● What to do
Below is a block of records; reproduce all of them exactly and leave out any pictures.

(Data entries)
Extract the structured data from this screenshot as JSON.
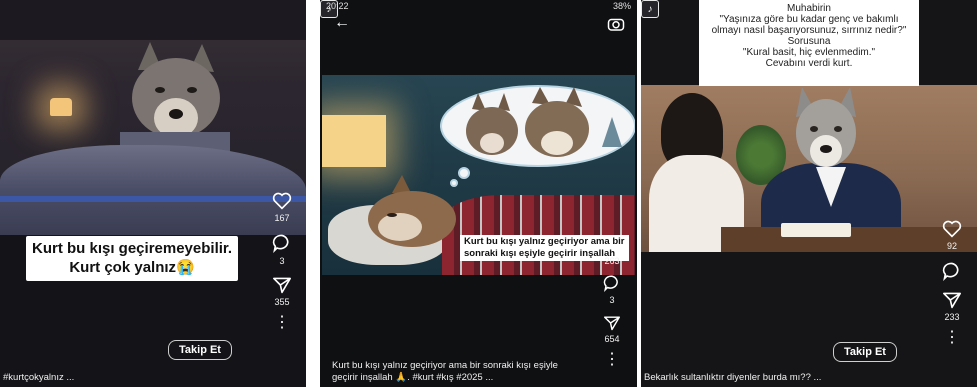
{
  "panel1": {
    "overlay_line1": "Kurt bu kışı geçiremeyebilir.",
    "overlay_line2": "Kurt çok yalnız😭",
    "like_count": "167",
    "comment_count": "3",
    "share_count": "355",
    "follow_label": "Takip Et",
    "caption": "#kurtçokyalnız ...",
    "more_glyph": "⋮"
  },
  "panel2": {
    "status_time": "20:22",
    "status_right": "38%",
    "back_glyph": "←",
    "overlay_line1": "Kurt bu kışı yalnız geçiriyor ama bir",
    "overlay_line2": "sonraki kışı eşiyle geçirir inşallah",
    "like_count": "263",
    "comment_count": "3",
    "share_count": "654",
    "caption_line1": "Kurt bu kışı yalnız geçiriyor ama bir sonraki kışı eşiyle",
    "caption_line2": "geçirir inşallah 🙏. #kurt #kış #2025 ...",
    "more_glyph": "⋮"
  },
  "panel3": {
    "text_lines": [
      "Muhabirin",
      "\"Yaşınıza göre bu kadar genç ve bakımlı",
      "olmayı nasıl başarıyorsunuz, sırrınız nedir?\"",
      "Sorusuna",
      "\"Kural basit, hiç evlenmedim.\"",
      "Cevabını verdi kurt."
    ],
    "like_count": "92",
    "share_count": "233",
    "follow_label": "Takip Et",
    "caption": "Bekarlık sultanlıktır diyenler burda mı?? ...",
    "more_glyph": "⋮"
  },
  "icons": [
    "heart-icon",
    "comment-icon",
    "share-icon",
    "more-icon",
    "music-icon",
    "camera-icon",
    "back-icon"
  ],
  "colors": {
    "overlay_bg": "#ffffff",
    "dark_bg": "#141418",
    "accent_blue": "#3b57a6"
  }
}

● Exercise output
Extract the structured data from this screenshot as JSON.
{
  "panel1": {
    "overlay_line1": "Kurt bu kışı geçiremeyebilir.",
    "overlay_line2": "Kurt çok yalnız😭",
    "like_count": "167",
    "comment_count": "3",
    "share_count": "355",
    "follow_label": "Takip Et",
    "caption": "#kurtçokyalnız ...",
    "more_glyph": "⋮"
  },
  "panel2": {
    "status_time": "20:22",
    "status_right": "38%",
    "back_glyph": "←",
    "overlay_line1": "Kurt bu kışı yalnız geçiriyor ama bir",
    "overlay_line2": "sonraki kışı eşiyle geçirir inşallah",
    "like_count": "263",
    "comment_count": "3",
    "share_count": "654",
    "caption_line1": "Kurt bu kışı yalnız geçiriyor ama bir sonraki kışı eşiyle",
    "caption_line2": "geçirir inşallah 🙏. #kurt #kış #2025 ...",
    "more_glyph": "⋮"
  },
  "panel3": {
    "text_lines": [
      "Muhabirin",
      "\"Yaşınıza göre bu kadar genç ve bakımlı",
      "olmayı nasıl başarıyorsunuz, sırrınız nedir?\"",
      "Sorusuna",
      "\"Kural basit, hiç evlenmedim.\"",
      "Cevabını verdi kurt."
    ],
    "like_count": "92",
    "share_count": "233",
    "follow_label": "Takip Et",
    "caption": "Bekarlık sultanlıktır diyenler burda mı?? ...",
    "more_glyph": "⋮"
  },
  "icons": [
    "heart-icon",
    "comment-icon",
    "share-icon",
    "more-icon",
    "music-icon",
    "camera-icon",
    "back-icon"
  ],
  "colors": {
    "overlay_bg": "#ffffff",
    "dark_bg": "#141418",
    "accent_blue": "#3b57a6"
  }
}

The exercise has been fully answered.